═════ GIVEN DATA ═════
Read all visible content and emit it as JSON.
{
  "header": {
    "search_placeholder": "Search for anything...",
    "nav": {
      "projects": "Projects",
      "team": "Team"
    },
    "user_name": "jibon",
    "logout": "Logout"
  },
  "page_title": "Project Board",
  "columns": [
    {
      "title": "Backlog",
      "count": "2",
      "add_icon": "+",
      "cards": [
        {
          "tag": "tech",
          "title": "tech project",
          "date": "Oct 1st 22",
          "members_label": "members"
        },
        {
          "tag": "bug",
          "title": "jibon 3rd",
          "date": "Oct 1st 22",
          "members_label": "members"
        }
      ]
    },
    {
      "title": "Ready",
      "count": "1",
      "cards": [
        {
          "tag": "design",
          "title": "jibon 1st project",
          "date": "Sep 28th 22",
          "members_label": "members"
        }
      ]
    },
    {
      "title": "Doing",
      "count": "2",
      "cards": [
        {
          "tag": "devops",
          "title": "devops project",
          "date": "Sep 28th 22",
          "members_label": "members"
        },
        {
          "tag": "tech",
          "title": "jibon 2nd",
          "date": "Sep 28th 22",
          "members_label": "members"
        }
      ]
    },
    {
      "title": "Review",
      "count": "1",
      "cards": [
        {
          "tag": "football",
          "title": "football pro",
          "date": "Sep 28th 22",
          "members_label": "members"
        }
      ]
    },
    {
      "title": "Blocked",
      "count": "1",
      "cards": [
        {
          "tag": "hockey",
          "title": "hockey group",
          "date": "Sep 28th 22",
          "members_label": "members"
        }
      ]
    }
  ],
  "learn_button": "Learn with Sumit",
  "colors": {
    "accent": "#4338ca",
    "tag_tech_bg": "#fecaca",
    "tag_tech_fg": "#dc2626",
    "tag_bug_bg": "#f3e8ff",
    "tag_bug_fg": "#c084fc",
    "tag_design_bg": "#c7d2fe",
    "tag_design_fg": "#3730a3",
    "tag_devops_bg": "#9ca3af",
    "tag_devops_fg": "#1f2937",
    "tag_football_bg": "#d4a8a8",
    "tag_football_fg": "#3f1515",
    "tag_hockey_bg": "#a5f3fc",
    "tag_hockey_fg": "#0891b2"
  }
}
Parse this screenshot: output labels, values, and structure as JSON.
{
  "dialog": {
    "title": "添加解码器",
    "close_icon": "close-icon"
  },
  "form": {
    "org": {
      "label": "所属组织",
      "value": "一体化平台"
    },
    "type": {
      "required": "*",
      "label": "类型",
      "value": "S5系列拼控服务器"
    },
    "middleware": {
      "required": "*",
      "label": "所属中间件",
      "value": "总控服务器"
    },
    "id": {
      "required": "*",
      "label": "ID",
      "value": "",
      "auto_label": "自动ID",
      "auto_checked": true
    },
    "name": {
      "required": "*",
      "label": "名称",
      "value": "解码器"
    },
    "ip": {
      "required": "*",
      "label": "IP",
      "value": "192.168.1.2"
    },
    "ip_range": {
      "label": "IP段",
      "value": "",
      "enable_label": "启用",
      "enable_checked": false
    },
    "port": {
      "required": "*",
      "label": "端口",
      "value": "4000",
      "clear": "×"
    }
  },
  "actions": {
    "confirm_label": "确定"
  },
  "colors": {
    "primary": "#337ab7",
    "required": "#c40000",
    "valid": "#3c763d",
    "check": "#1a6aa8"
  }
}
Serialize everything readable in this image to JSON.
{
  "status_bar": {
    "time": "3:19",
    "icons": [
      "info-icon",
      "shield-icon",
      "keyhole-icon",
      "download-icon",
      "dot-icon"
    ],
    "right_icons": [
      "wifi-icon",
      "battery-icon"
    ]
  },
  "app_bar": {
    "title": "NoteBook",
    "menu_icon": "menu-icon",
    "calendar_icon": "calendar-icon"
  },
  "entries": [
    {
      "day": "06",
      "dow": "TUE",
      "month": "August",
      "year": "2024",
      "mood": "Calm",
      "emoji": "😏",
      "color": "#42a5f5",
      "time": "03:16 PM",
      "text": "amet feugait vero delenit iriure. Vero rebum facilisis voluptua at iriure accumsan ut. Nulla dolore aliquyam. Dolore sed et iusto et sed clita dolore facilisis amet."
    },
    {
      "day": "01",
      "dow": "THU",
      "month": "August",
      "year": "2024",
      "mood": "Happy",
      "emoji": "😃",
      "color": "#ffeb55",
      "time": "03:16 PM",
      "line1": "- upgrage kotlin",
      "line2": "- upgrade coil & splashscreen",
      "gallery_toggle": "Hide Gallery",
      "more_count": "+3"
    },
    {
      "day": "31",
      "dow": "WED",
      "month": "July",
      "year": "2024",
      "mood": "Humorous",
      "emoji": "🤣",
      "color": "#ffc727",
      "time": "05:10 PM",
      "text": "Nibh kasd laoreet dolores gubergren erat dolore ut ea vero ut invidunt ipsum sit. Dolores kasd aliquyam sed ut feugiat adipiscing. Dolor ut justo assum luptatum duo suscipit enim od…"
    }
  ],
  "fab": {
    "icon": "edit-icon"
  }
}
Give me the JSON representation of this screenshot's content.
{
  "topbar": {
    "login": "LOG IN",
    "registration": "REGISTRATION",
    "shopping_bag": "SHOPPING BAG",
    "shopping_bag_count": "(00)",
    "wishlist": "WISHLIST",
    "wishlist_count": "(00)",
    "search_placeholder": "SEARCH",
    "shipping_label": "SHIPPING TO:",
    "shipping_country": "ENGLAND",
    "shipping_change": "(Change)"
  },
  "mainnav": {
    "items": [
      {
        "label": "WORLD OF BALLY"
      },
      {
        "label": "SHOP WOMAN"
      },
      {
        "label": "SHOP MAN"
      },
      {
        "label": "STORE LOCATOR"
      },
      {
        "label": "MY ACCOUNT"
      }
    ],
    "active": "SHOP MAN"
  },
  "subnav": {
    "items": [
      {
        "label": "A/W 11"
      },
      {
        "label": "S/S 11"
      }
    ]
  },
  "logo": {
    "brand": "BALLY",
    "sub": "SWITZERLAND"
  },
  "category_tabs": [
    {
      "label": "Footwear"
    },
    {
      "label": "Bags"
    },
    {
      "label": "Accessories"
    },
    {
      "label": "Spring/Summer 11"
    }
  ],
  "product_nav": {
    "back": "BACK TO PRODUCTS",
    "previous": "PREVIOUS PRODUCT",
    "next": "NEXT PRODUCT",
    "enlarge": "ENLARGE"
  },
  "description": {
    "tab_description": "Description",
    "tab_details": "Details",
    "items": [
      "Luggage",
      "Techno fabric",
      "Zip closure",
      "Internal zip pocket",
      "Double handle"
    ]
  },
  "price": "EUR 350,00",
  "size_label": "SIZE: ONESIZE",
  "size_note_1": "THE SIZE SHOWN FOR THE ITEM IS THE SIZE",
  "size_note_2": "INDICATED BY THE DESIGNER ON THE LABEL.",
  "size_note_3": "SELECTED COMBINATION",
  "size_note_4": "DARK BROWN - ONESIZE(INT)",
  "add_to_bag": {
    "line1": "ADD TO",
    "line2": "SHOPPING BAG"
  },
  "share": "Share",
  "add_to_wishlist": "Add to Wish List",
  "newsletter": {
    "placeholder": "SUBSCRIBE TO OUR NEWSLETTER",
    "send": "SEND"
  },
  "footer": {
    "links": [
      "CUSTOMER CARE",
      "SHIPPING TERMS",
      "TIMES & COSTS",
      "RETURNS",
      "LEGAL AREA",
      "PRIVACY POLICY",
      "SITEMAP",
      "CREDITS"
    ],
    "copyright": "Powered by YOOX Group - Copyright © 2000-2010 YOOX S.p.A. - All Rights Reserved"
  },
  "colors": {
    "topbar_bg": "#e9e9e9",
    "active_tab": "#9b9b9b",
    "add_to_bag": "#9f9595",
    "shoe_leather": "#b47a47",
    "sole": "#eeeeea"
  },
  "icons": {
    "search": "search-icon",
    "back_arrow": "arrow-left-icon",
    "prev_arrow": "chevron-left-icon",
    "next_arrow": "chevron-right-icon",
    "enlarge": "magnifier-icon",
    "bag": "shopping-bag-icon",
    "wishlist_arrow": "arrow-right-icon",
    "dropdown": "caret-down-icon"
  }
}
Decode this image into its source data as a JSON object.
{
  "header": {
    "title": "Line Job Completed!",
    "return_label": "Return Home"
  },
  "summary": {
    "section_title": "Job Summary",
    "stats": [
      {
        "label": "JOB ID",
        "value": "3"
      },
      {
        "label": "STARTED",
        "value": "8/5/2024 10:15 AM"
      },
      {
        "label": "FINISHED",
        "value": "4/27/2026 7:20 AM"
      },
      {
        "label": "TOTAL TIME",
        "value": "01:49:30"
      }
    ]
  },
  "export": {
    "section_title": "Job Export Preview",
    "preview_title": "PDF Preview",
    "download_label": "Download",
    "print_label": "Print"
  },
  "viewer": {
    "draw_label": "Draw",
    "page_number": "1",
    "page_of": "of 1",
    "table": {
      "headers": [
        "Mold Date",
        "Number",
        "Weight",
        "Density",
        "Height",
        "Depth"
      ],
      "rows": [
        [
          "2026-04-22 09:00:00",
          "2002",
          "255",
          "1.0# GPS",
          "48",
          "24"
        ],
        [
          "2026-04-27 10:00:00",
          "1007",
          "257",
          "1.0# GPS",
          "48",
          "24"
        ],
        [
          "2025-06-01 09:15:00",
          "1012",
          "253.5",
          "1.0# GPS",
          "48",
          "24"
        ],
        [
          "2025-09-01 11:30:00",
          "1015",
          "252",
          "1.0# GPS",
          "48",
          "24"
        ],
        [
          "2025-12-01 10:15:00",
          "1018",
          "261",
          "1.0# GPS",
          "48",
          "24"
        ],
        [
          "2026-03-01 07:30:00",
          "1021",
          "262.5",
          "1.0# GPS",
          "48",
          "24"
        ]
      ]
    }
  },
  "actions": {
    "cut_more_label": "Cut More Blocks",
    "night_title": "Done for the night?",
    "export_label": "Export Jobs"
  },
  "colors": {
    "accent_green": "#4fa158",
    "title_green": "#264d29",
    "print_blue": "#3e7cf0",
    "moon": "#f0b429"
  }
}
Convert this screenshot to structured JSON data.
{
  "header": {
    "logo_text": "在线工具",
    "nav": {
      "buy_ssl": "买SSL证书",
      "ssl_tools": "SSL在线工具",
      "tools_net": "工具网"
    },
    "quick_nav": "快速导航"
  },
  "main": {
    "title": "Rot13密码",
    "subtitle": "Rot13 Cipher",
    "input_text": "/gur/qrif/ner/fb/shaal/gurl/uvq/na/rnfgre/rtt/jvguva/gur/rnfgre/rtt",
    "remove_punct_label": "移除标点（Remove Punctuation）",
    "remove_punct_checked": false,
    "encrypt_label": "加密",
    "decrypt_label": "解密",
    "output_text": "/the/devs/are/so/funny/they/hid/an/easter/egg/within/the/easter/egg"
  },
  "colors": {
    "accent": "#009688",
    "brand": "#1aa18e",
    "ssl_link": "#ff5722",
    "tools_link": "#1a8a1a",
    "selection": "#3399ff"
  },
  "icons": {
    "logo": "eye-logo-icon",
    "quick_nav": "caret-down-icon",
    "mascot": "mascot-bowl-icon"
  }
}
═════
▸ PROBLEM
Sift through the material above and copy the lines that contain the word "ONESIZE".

▸ FINISHED TASK
  "size_label": "SIZE: ONESIZE",
  "size_note_4": "DARK BROWN - ONESIZE(INT)",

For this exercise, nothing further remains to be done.